“What really has to happen is Nancy Pelosi needs to come back to the White House or send others here who are actually willing to converse and negotiate and come up with the money for border security,” Trump adviser Kellyanne Conway said in an appearance on Fox Business Network. “Our doors are open.”
In Ankara, Turkey, Republican Senator Lindsay Graham of South Carolina said the stalemate could be resolved soon, citing “behind the scenes” meetings he’s had with Democrats and Vice President Michael Pence.
“I believe there is a deal that can be reached fairly quickly,” Graham told Bloomberg Saturday after meetings with Turkish leaders. “I think this can be done in a couple of weeks, not a couple of months.”

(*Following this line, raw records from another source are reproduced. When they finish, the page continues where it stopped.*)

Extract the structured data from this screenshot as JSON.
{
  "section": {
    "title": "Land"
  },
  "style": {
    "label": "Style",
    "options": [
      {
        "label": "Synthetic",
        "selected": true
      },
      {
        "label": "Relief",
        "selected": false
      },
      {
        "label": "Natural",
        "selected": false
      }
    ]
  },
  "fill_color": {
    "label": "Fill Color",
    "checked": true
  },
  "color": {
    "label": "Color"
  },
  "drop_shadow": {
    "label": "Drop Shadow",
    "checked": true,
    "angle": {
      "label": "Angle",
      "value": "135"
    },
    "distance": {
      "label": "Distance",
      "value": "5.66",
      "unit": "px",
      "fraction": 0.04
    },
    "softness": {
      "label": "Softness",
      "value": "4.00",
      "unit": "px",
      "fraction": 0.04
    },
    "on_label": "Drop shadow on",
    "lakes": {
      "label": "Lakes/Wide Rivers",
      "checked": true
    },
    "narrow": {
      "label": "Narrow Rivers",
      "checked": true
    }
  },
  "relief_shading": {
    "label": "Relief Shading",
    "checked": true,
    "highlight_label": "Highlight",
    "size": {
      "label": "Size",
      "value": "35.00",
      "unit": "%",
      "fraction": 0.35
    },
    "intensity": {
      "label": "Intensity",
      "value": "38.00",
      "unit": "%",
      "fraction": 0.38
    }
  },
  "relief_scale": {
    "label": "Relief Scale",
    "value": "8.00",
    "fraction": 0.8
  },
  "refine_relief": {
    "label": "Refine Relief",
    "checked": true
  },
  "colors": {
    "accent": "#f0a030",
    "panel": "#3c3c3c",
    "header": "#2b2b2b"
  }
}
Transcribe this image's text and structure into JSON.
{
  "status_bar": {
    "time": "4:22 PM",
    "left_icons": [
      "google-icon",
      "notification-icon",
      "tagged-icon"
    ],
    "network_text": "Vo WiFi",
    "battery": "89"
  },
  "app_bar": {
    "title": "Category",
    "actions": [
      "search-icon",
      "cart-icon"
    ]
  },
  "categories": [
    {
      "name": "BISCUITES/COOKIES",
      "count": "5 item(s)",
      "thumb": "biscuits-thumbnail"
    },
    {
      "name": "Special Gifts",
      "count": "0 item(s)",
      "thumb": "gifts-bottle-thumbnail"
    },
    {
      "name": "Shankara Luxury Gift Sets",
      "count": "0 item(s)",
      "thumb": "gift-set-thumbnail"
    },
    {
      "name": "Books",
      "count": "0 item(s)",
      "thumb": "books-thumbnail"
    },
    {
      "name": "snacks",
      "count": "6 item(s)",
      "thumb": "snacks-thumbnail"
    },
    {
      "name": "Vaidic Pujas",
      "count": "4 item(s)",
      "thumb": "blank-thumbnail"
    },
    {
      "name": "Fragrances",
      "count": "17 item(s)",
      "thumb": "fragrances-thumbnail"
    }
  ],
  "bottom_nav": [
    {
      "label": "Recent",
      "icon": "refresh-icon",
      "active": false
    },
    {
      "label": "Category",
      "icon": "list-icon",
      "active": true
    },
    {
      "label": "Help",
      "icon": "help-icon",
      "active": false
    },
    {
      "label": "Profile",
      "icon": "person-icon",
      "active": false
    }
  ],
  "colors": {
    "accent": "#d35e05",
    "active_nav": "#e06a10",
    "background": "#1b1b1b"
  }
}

Democrats have rallied around the position that only after the government opens would they be willing to talk about increased border security. Republicans said Democrats would have to offer more than the $1.3 billion in border funds they have already put on the table.

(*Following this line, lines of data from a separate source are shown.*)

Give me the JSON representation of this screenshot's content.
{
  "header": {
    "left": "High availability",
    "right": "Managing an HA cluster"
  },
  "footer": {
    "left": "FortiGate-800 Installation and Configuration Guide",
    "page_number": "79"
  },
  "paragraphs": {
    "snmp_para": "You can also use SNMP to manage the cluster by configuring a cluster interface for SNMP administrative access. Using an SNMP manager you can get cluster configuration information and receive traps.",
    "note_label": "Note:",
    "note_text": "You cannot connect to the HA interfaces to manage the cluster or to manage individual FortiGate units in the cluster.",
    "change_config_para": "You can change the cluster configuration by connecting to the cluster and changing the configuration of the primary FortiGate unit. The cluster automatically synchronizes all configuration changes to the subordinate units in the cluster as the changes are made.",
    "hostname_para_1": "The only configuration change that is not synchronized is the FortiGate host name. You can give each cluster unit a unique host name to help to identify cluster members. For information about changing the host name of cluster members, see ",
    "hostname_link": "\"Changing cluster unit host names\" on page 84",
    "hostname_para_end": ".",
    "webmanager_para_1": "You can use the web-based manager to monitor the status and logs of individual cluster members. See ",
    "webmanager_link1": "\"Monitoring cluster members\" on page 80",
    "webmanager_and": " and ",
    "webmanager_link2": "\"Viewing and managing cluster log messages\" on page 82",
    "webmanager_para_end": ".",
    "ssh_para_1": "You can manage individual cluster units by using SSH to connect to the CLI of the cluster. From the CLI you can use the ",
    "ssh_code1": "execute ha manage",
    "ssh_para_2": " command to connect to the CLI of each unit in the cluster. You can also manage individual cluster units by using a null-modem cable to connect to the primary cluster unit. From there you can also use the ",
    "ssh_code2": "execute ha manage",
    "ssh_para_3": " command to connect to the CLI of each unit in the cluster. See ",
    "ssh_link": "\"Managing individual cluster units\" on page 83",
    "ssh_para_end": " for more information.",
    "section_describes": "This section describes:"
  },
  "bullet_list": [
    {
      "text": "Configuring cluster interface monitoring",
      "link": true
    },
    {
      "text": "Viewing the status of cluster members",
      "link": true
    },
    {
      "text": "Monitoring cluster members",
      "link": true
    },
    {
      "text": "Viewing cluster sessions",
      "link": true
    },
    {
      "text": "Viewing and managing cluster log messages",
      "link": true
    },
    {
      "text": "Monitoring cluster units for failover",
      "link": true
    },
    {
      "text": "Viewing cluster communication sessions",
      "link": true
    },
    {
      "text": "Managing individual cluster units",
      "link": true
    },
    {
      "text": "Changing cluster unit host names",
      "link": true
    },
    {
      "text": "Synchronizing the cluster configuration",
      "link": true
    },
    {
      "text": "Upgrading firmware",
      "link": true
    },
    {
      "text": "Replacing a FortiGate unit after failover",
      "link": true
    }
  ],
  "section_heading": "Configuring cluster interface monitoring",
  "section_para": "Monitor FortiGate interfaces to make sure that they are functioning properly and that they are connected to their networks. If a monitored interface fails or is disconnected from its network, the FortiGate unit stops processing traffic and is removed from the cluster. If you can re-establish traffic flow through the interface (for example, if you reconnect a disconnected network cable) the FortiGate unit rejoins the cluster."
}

Pelosi said this week that her party is willing to talk about increased border security money but not to fulfil Trump’s campaign promise to build a 2,000 mile wall.
“In case I wasn’t clear, 90 % of the drugs coming into the country come through the ports of entry. Let’s use resources to expand the ports of entry,” she told reporters. “This has to be evidence-based, not notion-mongered.”

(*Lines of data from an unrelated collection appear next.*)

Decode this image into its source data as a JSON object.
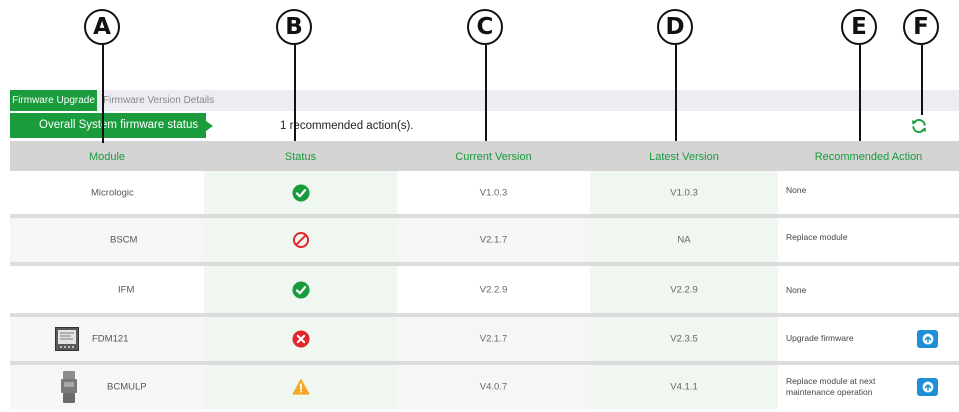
{
  "callouts": [
    "A",
    "B",
    "C",
    "D",
    "E",
    "F"
  ],
  "tabs": {
    "active": "Firmware Upgrade",
    "inactive": "Firmware Version Details"
  },
  "status": {
    "banner": "Overall System firmware status",
    "summary": "1 recommended action(s)."
  },
  "header": {
    "module": "Module",
    "status": "Status",
    "current": "Current Version",
    "latest": "Latest Version",
    "action": "Recommended Action"
  },
  "rows": [
    {
      "module": "Micrologic",
      "status": "ok",
      "current": "V1.0.3",
      "latest": "V1.0.3",
      "action": "None"
    },
    {
      "module": "BSCM",
      "status": "not-allowed",
      "current": "V2.1.7",
      "latest": "NA",
      "action": "Replace module"
    },
    {
      "module": "IFM",
      "status": "ok",
      "current": "V2.2.9",
      "latest": "V2.2.9",
      "action": "None"
    },
    {
      "module": "FDM121",
      "status": "error",
      "current": "V2.1.7",
      "latest": "V2.3.5",
      "action": "Upgrade firmware"
    },
    {
      "module": "BCMULP",
      "status": "warning",
      "current": "V4.0.7",
      "latest": "V4.1.1",
      "action": "Replace module at next maintenance operation"
    }
  ],
  "colors": {
    "brand_green": "#1a9b3c",
    "ok": "#1a9b3c",
    "error": "#e0262b",
    "warning": "#f5a623",
    "upload": "#1e8fd6"
  }
}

By coming up with their own proposal, Democrats can inoculate themselves against charges by Trump and his supporters that they’re in favour of open borders.
“We’ve got to say what we’re for, not just what we’re against,” former Vice President Joe Biden, a potential challenger to Trump in 2020, said in an interview in Washington.
Pelosi, House Appropriations Committee Chairwoman Nita Lowey of New York and Homeland Security subcommittee Chairwoman Lucille Roybal-Allard of California and their staffs are seeking to draft the plan by Tuesday.
“A lot of members are asking what is our plan here,” Roybal-Allard said. “We are looking at all the options.”
A Homeland Security spending bill could be voted on by Friday and perhaps become the basis of any Democratic offer in talks once the government opened, according to two Democratic aides.
The amount of funding for the border could approach the $5.7 billion Trump is seeking but none of it would be for a wall, according to one of the aides.
Roybal-Allard said that she would be looking at adding personnel, technology, and infrastructure at the border as well as securing ports of entry and funding more immigration judges to process backlogs of immigration cases.
Humanitarian aid for asylum-seekers and aid for Central American countries to encourage migrants to remain at home are also on the table, as is facilitating trade between the U.S. and Mexico.
A House vote on the bill could help lawmakers get out of the impasse by presenting an offer without violating the Democratic pledge not to give in to a White House that provoked the shutdown. Democrats say that could set a precedent that would encourage Trump to use the debt ceiling or future spending bills as leverage.
Separately, Democrats are adding border provisions to a package of six bills funding other parts of the government and set for a vote next week. Totaling about $1 billion, half the money would be used to strengthen security at ports of entry and half to fund more immigration judges.
Developing a House plan could ease the concern of moderate Democrats that the party is not doing enough to try to resolve the impasse. This week, members of the Problem Solvers Caucus, a bipartisan group of lawmakers, met with Trump in the White House but didn’t emerge with any potential solution.
“We were there to say there are enough of us who want to sit down and find an agreement,” Representative Josh Gottheimer, a New Jersey Democrat, said after the meeting.